> **Activity**
What you return should be the lines of the data containing "Campaign", each in full.

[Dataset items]
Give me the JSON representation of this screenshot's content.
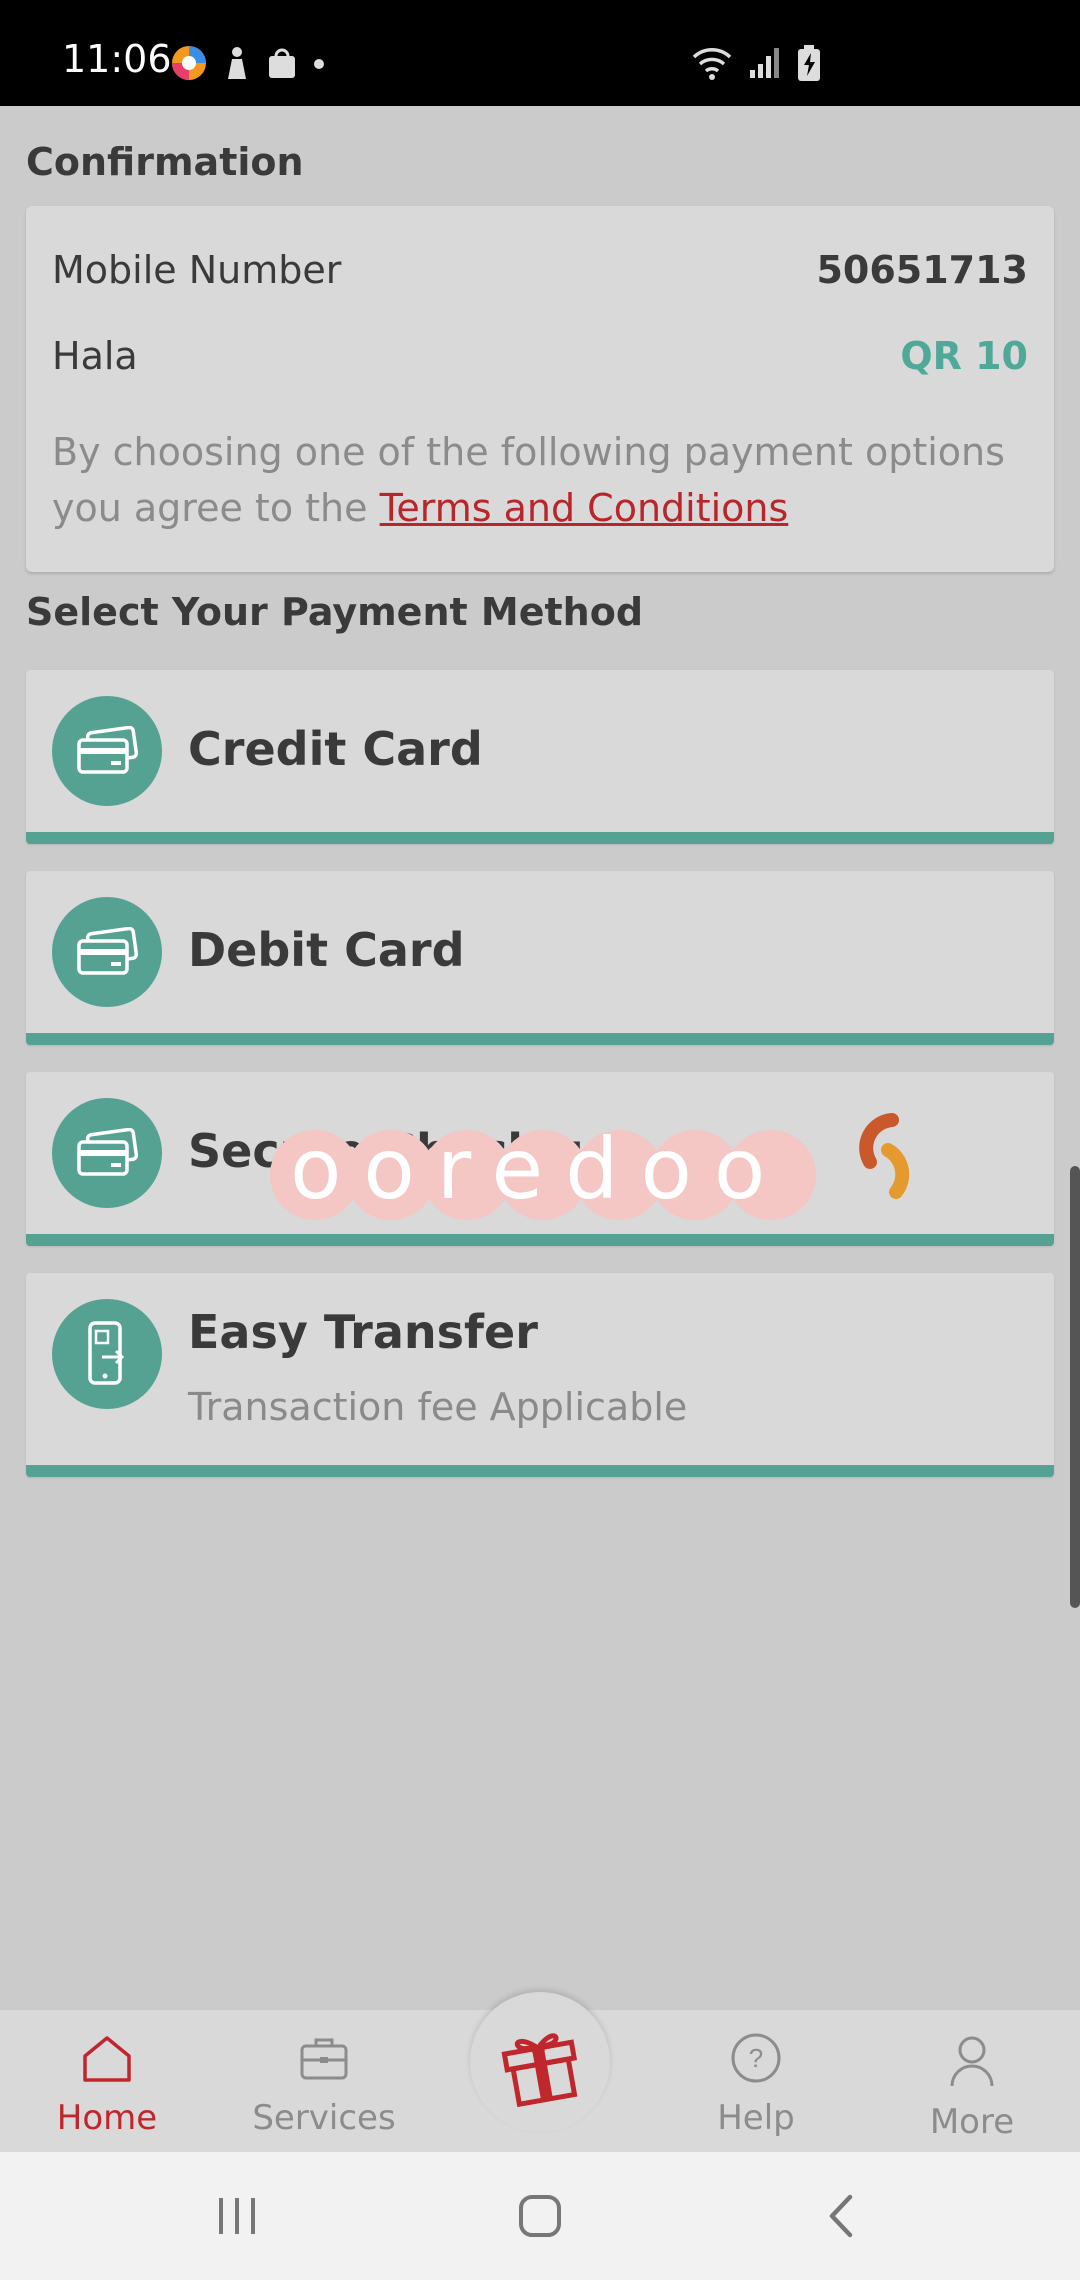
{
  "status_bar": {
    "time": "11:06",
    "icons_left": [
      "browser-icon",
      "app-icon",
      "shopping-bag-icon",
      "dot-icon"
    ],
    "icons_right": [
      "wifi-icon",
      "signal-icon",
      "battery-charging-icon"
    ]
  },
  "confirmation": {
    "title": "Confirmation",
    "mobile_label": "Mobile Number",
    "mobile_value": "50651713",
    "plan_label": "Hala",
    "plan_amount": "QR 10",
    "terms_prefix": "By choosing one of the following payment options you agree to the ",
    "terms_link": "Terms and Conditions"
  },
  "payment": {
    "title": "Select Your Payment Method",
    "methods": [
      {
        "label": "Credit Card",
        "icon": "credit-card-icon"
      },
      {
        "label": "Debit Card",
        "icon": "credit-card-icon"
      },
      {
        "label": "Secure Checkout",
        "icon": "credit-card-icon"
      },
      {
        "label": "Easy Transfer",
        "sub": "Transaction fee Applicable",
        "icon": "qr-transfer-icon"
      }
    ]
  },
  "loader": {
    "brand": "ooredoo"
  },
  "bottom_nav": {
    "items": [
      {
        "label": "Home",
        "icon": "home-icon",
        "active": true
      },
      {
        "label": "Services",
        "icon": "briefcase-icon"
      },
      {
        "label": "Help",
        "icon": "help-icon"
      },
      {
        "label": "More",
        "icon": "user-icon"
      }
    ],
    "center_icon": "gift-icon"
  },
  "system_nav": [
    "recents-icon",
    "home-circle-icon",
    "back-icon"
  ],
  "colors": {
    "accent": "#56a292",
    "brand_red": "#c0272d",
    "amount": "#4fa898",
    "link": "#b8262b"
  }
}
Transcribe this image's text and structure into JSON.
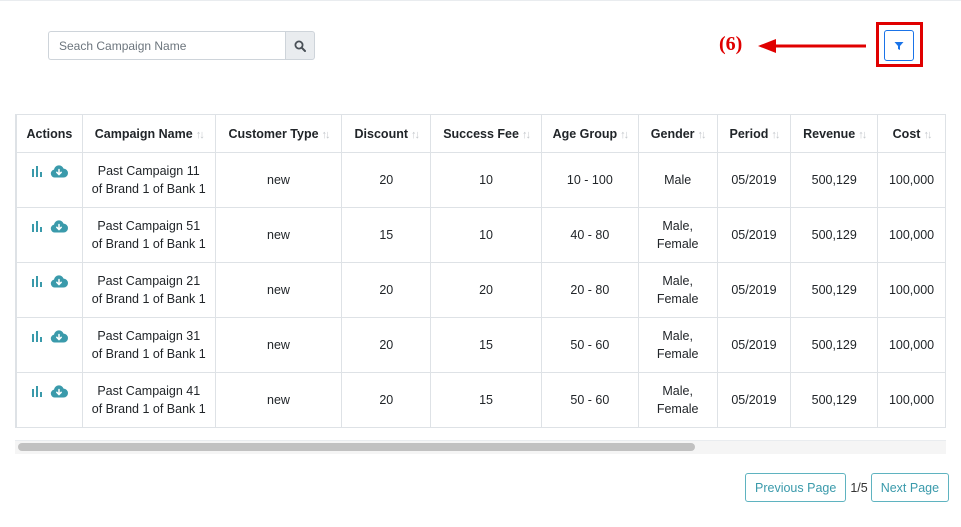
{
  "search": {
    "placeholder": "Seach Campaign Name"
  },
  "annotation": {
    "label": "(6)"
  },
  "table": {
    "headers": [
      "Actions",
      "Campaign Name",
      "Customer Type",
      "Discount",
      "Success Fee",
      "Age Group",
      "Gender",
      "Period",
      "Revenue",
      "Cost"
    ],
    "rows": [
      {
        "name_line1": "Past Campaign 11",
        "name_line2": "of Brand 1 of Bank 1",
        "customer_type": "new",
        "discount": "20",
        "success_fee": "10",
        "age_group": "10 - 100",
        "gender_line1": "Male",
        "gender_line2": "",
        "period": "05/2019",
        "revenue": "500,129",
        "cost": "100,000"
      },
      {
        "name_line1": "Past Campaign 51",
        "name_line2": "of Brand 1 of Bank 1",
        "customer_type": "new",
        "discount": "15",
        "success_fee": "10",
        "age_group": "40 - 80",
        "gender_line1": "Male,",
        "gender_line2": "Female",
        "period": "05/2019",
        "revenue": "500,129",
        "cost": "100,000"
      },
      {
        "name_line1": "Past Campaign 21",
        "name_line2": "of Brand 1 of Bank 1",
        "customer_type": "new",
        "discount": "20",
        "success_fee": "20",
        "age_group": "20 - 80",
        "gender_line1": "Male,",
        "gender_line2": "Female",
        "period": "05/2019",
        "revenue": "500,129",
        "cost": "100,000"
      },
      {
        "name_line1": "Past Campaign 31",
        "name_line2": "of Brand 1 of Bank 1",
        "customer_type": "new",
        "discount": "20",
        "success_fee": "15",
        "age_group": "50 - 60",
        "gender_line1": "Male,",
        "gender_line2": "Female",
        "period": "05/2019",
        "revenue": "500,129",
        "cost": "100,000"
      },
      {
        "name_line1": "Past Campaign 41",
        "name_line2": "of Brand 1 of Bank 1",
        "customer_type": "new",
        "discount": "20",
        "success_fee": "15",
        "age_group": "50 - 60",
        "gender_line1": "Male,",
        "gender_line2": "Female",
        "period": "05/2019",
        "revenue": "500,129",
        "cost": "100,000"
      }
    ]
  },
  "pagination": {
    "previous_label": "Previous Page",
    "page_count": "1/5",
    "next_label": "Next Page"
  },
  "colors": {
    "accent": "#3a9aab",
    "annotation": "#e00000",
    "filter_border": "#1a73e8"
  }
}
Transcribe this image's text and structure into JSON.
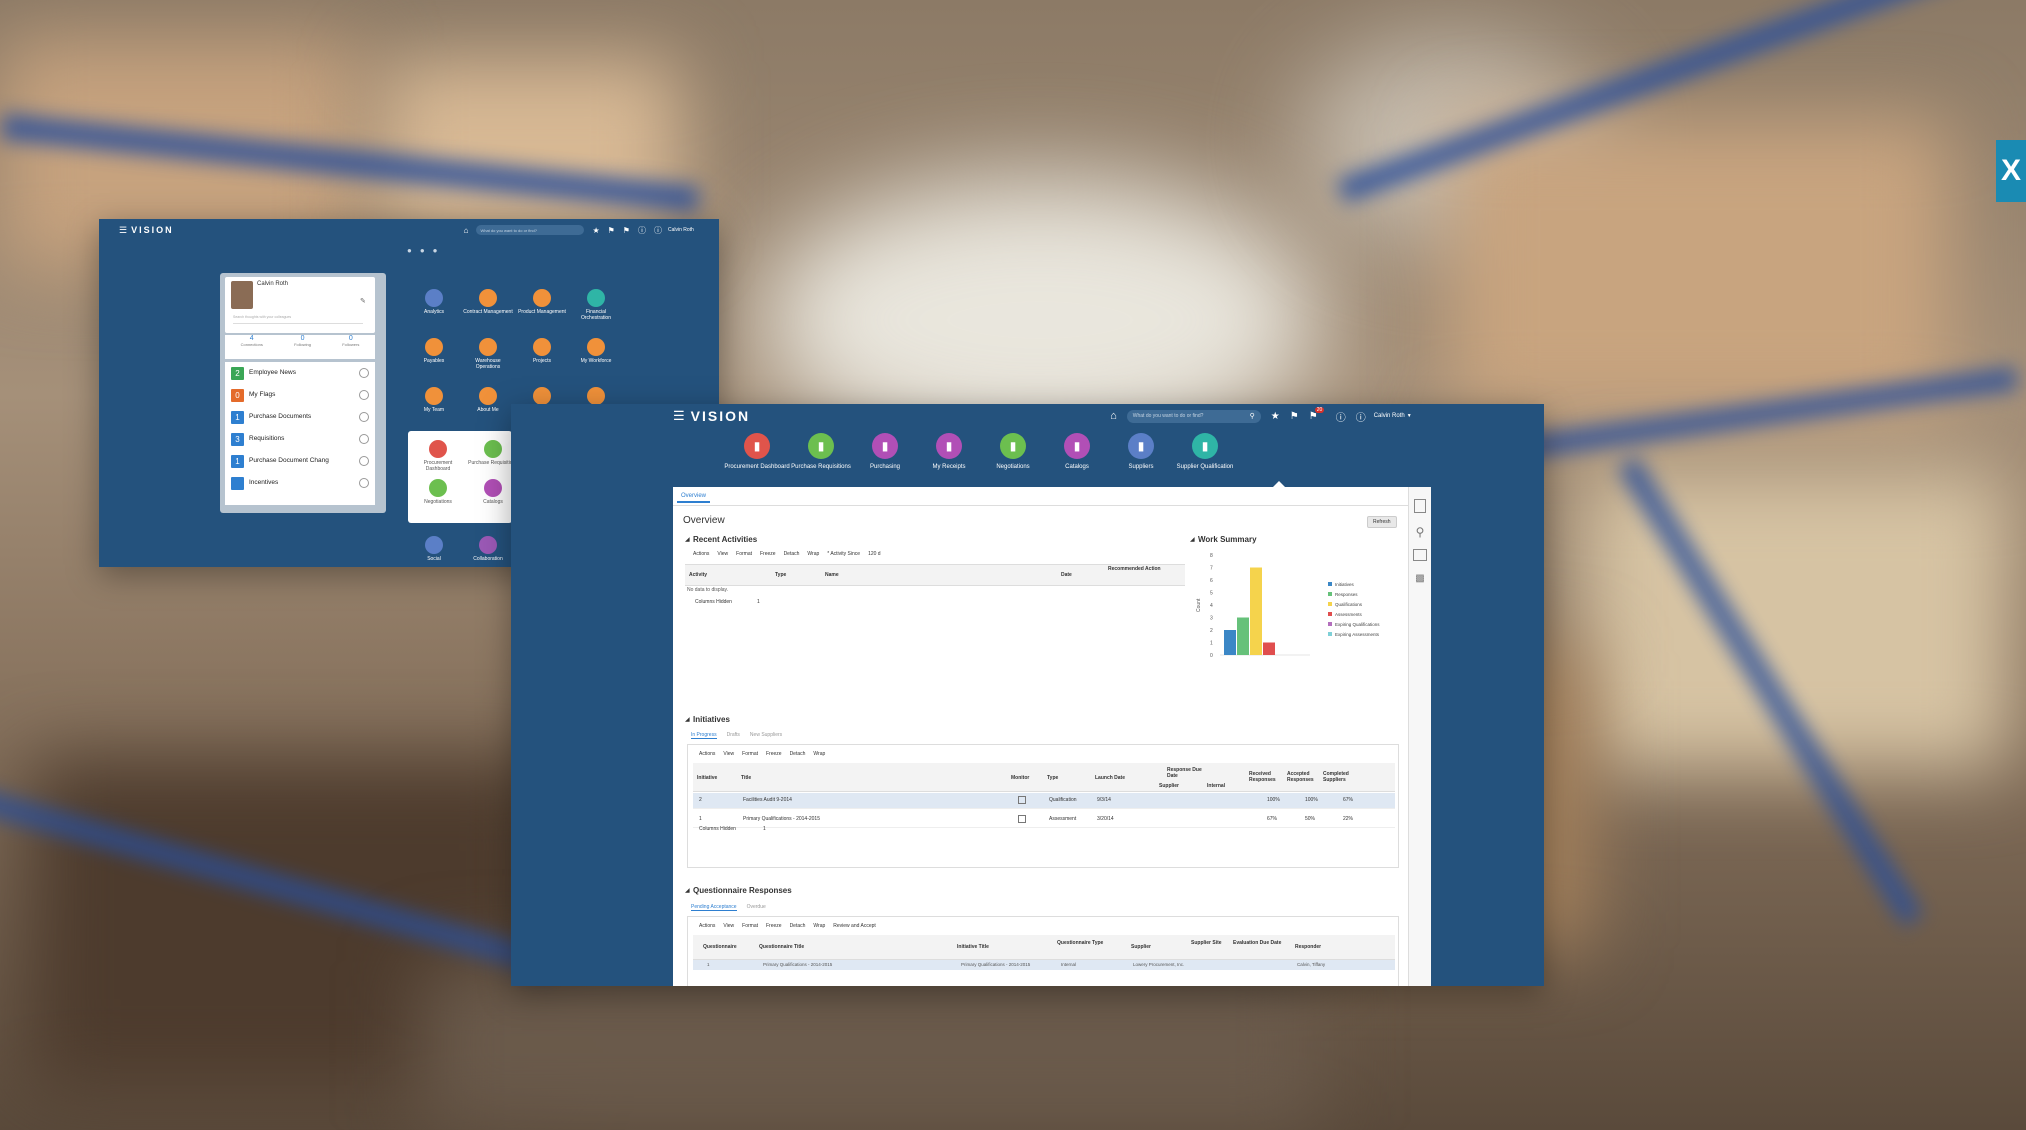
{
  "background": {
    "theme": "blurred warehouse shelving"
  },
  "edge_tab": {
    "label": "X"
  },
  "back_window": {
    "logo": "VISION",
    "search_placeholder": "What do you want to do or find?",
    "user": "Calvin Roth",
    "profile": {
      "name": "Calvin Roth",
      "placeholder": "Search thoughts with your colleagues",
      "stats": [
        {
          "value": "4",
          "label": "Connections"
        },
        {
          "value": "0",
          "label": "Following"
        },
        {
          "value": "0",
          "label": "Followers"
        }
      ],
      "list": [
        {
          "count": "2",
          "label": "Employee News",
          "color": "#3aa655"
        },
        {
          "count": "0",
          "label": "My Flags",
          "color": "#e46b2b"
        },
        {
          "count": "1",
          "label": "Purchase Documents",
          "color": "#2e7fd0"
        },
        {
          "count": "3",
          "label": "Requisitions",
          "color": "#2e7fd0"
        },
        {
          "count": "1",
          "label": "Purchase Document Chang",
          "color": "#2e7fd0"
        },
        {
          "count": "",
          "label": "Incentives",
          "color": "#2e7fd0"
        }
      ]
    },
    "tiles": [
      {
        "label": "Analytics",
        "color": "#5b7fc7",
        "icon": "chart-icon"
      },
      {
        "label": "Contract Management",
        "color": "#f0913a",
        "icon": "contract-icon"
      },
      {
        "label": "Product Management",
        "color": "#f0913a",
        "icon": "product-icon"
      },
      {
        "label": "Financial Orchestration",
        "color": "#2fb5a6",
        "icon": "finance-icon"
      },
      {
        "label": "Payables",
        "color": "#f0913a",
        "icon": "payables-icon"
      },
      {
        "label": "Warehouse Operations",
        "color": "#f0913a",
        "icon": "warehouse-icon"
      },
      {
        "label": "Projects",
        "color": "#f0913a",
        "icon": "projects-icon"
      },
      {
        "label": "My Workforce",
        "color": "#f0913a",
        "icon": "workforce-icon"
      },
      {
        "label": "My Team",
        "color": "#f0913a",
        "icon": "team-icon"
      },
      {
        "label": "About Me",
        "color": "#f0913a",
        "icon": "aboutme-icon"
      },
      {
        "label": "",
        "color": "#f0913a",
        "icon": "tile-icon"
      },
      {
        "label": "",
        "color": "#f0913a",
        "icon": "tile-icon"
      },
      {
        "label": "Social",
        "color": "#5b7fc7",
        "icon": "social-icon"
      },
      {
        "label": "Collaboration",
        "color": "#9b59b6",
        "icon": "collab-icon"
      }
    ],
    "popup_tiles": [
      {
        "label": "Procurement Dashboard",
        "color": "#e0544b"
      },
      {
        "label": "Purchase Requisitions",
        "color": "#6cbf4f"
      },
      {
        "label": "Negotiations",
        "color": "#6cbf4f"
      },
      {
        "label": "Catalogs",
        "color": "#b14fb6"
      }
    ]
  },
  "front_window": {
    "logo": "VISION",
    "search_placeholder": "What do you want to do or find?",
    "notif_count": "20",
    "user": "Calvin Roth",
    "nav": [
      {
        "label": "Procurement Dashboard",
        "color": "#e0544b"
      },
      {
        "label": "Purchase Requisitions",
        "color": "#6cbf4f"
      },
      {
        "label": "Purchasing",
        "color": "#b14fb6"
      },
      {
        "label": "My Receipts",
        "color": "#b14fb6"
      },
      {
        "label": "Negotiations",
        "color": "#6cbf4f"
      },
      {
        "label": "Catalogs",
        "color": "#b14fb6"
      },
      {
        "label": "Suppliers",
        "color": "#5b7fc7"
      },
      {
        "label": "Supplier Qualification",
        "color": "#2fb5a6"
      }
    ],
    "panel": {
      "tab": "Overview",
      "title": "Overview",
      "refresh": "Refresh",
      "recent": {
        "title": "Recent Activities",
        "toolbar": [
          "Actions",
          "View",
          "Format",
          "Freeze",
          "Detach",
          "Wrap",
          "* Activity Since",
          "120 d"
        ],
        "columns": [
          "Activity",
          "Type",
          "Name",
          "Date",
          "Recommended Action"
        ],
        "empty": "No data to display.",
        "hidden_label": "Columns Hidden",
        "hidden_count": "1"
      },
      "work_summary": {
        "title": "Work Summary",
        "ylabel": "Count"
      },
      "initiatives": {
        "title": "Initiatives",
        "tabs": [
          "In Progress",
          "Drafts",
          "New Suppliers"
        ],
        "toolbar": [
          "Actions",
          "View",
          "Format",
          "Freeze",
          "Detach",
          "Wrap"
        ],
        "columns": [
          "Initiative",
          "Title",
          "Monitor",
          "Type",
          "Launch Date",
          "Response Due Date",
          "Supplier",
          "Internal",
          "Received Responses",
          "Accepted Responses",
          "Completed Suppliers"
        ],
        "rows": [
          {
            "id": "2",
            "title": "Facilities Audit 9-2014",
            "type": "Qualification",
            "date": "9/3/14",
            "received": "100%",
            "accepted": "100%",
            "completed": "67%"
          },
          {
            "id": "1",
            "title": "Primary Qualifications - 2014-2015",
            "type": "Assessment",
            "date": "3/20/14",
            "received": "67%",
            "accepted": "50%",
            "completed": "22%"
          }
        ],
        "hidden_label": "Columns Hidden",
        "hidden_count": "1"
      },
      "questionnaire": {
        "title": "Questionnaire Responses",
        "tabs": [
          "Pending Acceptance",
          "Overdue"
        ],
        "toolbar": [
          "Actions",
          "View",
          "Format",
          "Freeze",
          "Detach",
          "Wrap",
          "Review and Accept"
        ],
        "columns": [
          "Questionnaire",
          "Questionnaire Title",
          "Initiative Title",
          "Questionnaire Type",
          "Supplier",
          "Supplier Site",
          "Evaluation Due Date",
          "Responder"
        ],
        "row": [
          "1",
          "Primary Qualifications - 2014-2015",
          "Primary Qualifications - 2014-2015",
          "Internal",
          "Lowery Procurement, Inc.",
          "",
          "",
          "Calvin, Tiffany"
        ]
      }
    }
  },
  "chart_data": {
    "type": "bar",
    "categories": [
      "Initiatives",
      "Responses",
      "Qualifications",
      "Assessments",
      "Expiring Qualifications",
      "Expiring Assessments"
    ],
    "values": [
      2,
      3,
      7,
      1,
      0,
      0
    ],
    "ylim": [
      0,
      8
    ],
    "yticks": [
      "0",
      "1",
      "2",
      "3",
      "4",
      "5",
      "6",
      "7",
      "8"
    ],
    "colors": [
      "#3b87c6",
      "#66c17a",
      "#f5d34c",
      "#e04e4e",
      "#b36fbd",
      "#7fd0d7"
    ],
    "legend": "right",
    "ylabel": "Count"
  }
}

> **Task output**
    "placeholder": "Seach Campaign Name"
      "Campaign Name",
        "name_line1": "Past Campaign 11",
        "name_line1": "Past Campaign 51",
        "name_line1": "Past Campaign 21",
        "name_line1": "Past Campaign 31",
        "name_line1": "Past Campaign 41",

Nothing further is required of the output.